When my son was very little, he heard the opening of Genesis in church: “In the beginning, God created the heavens and the earth.” He turned to me and said, “That sounds like a song, like God wrote a song.” Indeed, God’s great creative act, through his word, was a supreme form of poetry in which the Creator turns his own language into reality. C. S. Lewis plays with this idea in The Magician’s Nephew, where the Lion sings Narnia into existence. Thus, as God’s only creatures gifted with language, we should find it quite natural to follow his lead.
Take, for example, the poem that Simeon sings when the infant Christ is presented in the temple in Luke 2:28-32:
“Lord, now you are letting your servant depart in peace,
according to your word;

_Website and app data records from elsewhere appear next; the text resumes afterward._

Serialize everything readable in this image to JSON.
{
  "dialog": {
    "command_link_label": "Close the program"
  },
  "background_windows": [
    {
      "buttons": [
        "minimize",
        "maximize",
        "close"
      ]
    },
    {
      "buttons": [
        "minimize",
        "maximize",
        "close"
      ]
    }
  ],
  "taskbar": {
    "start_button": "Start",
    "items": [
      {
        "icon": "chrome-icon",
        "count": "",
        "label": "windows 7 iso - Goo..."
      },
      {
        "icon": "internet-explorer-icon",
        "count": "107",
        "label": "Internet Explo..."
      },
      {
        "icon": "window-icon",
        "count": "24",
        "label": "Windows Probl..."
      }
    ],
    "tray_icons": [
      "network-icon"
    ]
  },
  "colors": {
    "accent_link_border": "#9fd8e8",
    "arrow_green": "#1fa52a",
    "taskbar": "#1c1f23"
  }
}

for my eyes have seen your salvation
that you have prepared in the presence of all peoples,
a light for revelation to the Gentiles,
and for glory to your people Israel.”
Filled with the Holy Spirit, Simeon paints a wonderful picture that points not only toward his own relationship with God but also prophesies the full meaning of Christ’s incarnation for all peoples. Where others might see merely a little baby, Simeon sees “salvation,” “a light for revelation . . . and for glory.” The impact of Simeon’s epiphany – for himself and for the world – cannot be properly communicated in prose; it needs a higher form of language.
The sheer number of poems in the Bible should clue us into its extraordinary power as a conveyer of truth about our Father and our Savior. Believers have continued for hundreds of years to use poetry and song to respond to their Lord, in short lyrics such as the medieval “Ye That Passen by the Way,” where the crucified Christ asks the passersby to look at “a spear all thru my side / To mine heart is made a wound,” to the epic Paradise Lost. Short or long, these poems were widely read by the Christians of their day.
Our problem today is that readers often have difficulty navigating poems without a GPS, or Great Poetry System, leaving them lost in some seemingly weird worlds. Fearful of poetry, they simply veer away from it, but, in so doing, they miss out on so many truly beautiful expressions of faith and gratitude. Believe it or not, poetry follows the same grammar rules that regulate prose; with time and patience, readers can experience for themselves what the poets so generously share with them when they suddenly burst into song.